Networks Debate Age Groups' Value to Advertisers
Nielsen data show that 51 percent of the sought-after "young affluent audience" -- 18- to 34-year-olds living in households that make more than $75,000 per year -- are dependent on someone else's money.
The demographic gets poorer as it gets younger, said one advertising buyer.
"The 18-to-24 group doesn't have a lot of discretionary income," said Shari Ann Brill, a media buyer for Carat USA. "They're in school, so [Moonves] does have a point. But that younger [group] is very good for movies and fast food [advertising], though, yes, to a certain extent, it is their parents' money."
NBC, which has seen its lead in 18- to 49-year-old viewers shrink to gains by CBS and Fox, fights back with Nielsen data of its own, showing that NBC still wins both 18-to-49 and 25-to-54 audiences if CBS's 90 million Super Bowl viewers and its other prime-time sports audiences are factored out. Excluding sports, Fox is a close third in younger viewers, with ABC lagging in fourth. Neither network is close to NBC and CBS in the 25-to-54 age group.
During Monday's NBC presentation, NBC Universal Television Group president Jeff Zucker predicted that "Friends" spinoff "Joey" would help the network retain its lead among younger viewers, which he touted as highly valuable.
NBC's big footprint in the 18-to-49 demographic is Donald Trump's "The Apprentice," which Zucker said solidified the hold on young viewers the network feared would be lost with the exit of "Friends."
"We listen to our customers, and they consistently tell us that the 18-to-49 viewers are the most valued audience in television," Randel A. Falco, NBC Universal Television Networks Group president, said in an interview yesterday. "NBC can deliver that demographic better than any network."

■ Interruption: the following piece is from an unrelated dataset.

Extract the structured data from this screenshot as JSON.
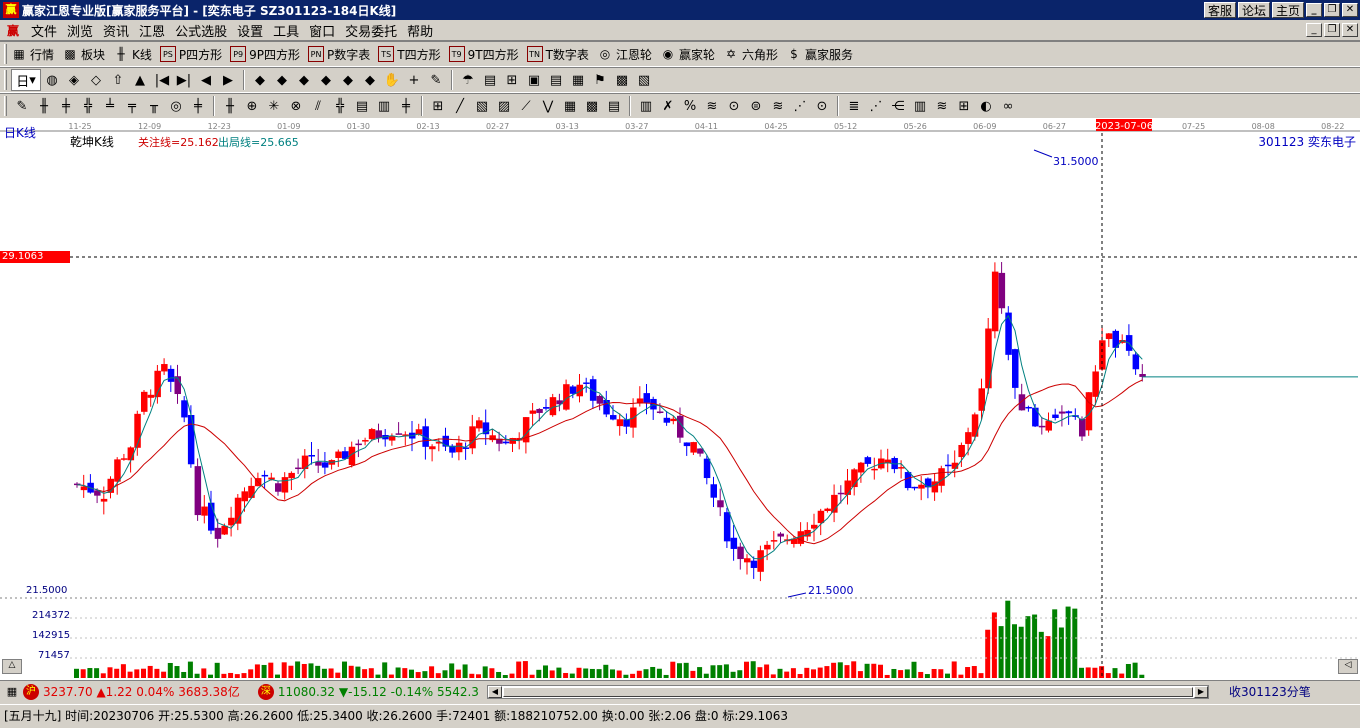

Advertisers in search of youth don't always act expectedly. Suppose "Show A" has 5 million viewers ages 18-49 and 1 million 50 and older, for a total of 6 million viewers. "Show B" also has 5 million 18- to 49-year-old viewers but 5 million who are 50 and older, for a total of 10 million viewers.
Common sense would suggest that advertisers should pick "Show B," which delivers the younger audience plus 5 million bonus viewers. But they do not. They pick "Show A" -- and pay more for it -- because a greater percentage of the show's total viewership is younger, said David Poltrack, vice president for research at CBS and UPN, its sister network. This is where NBC has long bested CBS, which always has had more total viewers than NBC.
Consider Fox's "The Simpsons" versus CBS's "Without a Trace." According to Nielsen's most recent ratings, "The Simpsons" ranks 28th among 18- to 49-year-olds. "Without a Trace" ranks 20th in the same age group. Yet, "The Simpsons" demands $278,000 for a 30-second commercial, according to Nielsen's pricing survey, and "Without a Trace" gets only $173,000.
"It's an illogical aspect of the marketplace caused by a lot of people chasing these younger-skewing shows," Poltrack said.
© 2004 The Washington Post Company